» **Aim of the exercise**
Restate the records below word for word, leaving nothing out.

» **Dataset excerpts**

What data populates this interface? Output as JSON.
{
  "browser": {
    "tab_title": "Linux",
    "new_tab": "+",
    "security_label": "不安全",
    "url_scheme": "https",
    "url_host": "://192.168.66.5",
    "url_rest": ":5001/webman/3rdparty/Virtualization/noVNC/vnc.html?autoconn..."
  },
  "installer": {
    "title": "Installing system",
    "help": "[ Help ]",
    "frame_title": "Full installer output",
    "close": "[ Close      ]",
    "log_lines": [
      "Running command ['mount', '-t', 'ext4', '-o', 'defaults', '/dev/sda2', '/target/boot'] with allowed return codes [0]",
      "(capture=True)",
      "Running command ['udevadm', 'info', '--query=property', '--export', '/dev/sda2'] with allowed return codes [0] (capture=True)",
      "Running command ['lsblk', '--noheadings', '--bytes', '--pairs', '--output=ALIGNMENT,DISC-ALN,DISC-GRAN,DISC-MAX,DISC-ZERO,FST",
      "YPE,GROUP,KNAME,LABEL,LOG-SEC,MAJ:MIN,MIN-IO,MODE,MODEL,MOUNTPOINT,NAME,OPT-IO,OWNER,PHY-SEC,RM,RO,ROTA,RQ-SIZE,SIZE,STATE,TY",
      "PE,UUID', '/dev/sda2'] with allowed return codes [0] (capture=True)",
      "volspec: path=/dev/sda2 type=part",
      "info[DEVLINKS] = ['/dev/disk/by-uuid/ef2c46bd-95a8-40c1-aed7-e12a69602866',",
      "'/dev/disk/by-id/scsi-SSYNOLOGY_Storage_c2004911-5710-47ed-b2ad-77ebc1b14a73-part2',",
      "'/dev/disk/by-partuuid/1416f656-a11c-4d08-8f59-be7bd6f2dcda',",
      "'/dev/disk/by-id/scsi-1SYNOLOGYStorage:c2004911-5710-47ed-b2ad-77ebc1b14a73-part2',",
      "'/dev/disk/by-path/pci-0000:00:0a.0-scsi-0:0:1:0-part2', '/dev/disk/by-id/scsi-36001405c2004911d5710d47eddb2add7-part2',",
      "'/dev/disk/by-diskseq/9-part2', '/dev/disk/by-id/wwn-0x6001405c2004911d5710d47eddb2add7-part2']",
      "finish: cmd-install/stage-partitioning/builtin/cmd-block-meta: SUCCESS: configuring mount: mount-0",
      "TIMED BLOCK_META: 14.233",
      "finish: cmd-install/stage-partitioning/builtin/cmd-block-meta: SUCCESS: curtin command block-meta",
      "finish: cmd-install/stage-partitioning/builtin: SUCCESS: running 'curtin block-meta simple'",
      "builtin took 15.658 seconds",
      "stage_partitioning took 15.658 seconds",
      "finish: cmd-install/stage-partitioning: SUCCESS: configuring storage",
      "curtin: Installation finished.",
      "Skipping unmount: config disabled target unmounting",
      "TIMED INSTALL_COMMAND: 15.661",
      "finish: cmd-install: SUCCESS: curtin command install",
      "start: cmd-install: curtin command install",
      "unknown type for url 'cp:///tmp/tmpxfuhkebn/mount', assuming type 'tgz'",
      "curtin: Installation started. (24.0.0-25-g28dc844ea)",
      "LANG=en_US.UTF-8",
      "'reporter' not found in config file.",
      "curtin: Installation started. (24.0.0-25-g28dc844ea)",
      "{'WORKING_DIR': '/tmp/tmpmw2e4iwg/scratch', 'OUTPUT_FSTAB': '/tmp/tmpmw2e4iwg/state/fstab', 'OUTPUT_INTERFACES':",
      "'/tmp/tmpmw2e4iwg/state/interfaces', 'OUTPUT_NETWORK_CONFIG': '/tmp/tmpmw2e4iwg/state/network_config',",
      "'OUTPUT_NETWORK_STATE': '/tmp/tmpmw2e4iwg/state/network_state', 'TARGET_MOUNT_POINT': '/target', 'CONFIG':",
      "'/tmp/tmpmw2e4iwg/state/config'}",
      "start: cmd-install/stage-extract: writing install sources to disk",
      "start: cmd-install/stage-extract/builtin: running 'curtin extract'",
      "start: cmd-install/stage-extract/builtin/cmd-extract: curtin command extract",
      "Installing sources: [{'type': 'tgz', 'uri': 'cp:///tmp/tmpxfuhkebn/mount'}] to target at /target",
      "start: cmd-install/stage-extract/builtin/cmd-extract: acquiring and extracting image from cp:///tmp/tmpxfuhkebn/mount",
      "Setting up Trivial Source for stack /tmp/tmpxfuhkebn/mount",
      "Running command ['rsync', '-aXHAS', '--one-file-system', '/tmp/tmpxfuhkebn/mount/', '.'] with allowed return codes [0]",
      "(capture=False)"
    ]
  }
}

» **Answer box**
What data populates this interface? Output as JSON.
{
  "browser": {
    "tab_title": "Linux",
    "new_tab": "+",
    "security_label": "不安全",
    "url_scheme": "https",
    "url_host": "://192.168.66.5",
    "url_rest": ":5001/webman/3rdparty/Virtualization/noVNC/vnc.html?autoconn..."
  },
  "installer": {
    "title": "Installing system",
    "help": "[ Help ]",
    "frame_title": "Full installer output",
    "close": "[ Close      ]",
    "log_lines": [
      "Running command ['mount', '-t', 'ext4', '-o', 'defaults', '/dev/sda2', '/target/boot'] with allowed return codes [0]",
      "(capture=True)",
      "Running command ['udevadm', 'info', '--query=property', '--export', '/dev/sda2'] with allowed return codes [0] (capture=True)",
      "Running command ['lsblk', '--noheadings', '--bytes', '--pairs', '--output=ALIGNMENT,DISC-ALN,DISC-GRAN,DISC-MAX,DISC-ZERO,FST",
      "YPE,GROUP,KNAME,LABEL,LOG-SEC,MAJ:MIN,MIN-IO,MODE,MODEL,MOUNTPOINT,NAME,OPT-IO,OWNER,PHY-SEC,RM,RO,ROTA,RQ-SIZE,SIZE,STATE,TY",
      "PE,UUID', '/dev/sda2'] with allowed return codes [0] (capture=True)",
      "volspec: path=/dev/sda2 type=part",
      "info[DEVLINKS] = ['/dev/disk/by-uuid/ef2c46bd-95a8-40c1-aed7-e12a69602866',",
      "'/dev/disk/by-id/scsi-SSYNOLOGY_Storage_c2004911-5710-47ed-b2ad-77ebc1b14a73-part2',",
      "'/dev/disk/by-partuuid/1416f656-a11c-4d08-8f59-be7bd6f2dcda',",
      "'/dev/disk/by-id/scsi-1SYNOLOGYStorage:c2004911-5710-47ed-b2ad-77ebc1b14a73-part2',",
      "'/dev/disk/by-path/pci-0000:00:0a.0-scsi-0:0:1:0-part2', '/dev/disk/by-id/scsi-36001405c2004911d5710d47eddb2add7-part2',",
      "'/dev/disk/by-diskseq/9-part2', '/dev/disk/by-id/wwn-0x6001405c2004911d5710d47eddb2add7-part2']",
      "finish: cmd-install/stage-partitioning/builtin/cmd-block-meta: SUCCESS: configuring mount: mount-0",
      "TIMED BLOCK_META: 14.233",
      "finish: cmd-install/stage-partitioning/builtin/cmd-block-meta: SUCCESS: curtin command block-meta",
      "finish: cmd-install/stage-partitioning/builtin: SUCCESS: running 'curtin block-meta simple'",
      "builtin took 15.658 seconds",
      "stage_partitioning took 15.658 seconds",
      "finish: cmd-install/stage-partitioning: SUCCESS: configuring storage",
      "curtin: Installation finished.",
      "Skipping unmount: config disabled target unmounting",
      "TIMED INSTALL_COMMAND: 15.661",
      "finish: cmd-install: SUCCESS: curtin command install",
      "start: cmd-install: curtin command install",
      "unknown type for url 'cp:///tmp/tmpxfuhkebn/mount', assuming type 'tgz'",
      "curtin: Installation started. (24.0.0-25-g28dc844ea)",
      "LANG=en_US.UTF-8",
      "'reporter' not found in config file.",
      "curtin: Installation started. (24.0.0-25-g28dc844ea)",
      "{'WORKING_DIR': '/tmp/tmpmw2e4iwg/scratch', 'OUTPUT_FSTAB': '/tmp/tmpmw2e4iwg/state/fstab', 'OUTPUT_INTERFACES':",
      "'/tmp/tmpmw2e4iwg/state/interfaces', 'OUTPUT_NETWORK_CONFIG': '/tmp/tmpmw2e4iwg/state/network_config',",
      "'OUTPUT_NETWORK_STATE': '/tmp/tmpmw2e4iwg/state/network_state', 'TARGET_MOUNT_POINT': '/target', 'CONFIG':",
      "'/tmp/tmpmw2e4iwg/state/config'}",
      "start: cmd-install/stage-extract: writing install sources to disk",
      "start: cmd-install/stage-extract/builtin: running 'curtin extract'",
      "start: cmd-install/stage-extract/builtin/cmd-extract: curtin command extract",
      "Installing sources: [{'type': 'tgz', 'uri': 'cp:///tmp/tmpxfuhkebn/mount'}] to target at /target",
      "start: cmd-install/stage-extract/builtin/cmd-extract: acquiring and extracting image from cp:///tmp/tmpxfuhkebn/mount",
      "Setting up Trivial Source for stack /tmp/tmpxfuhkebn/mount",
      "Running command ['rsync', '-aXHAS', '--one-file-system', '/tmp/tmpxfuhkebn/mount/', '.'] with allowed return codes [0]",
      "(capture=False)"
    ]
  }
}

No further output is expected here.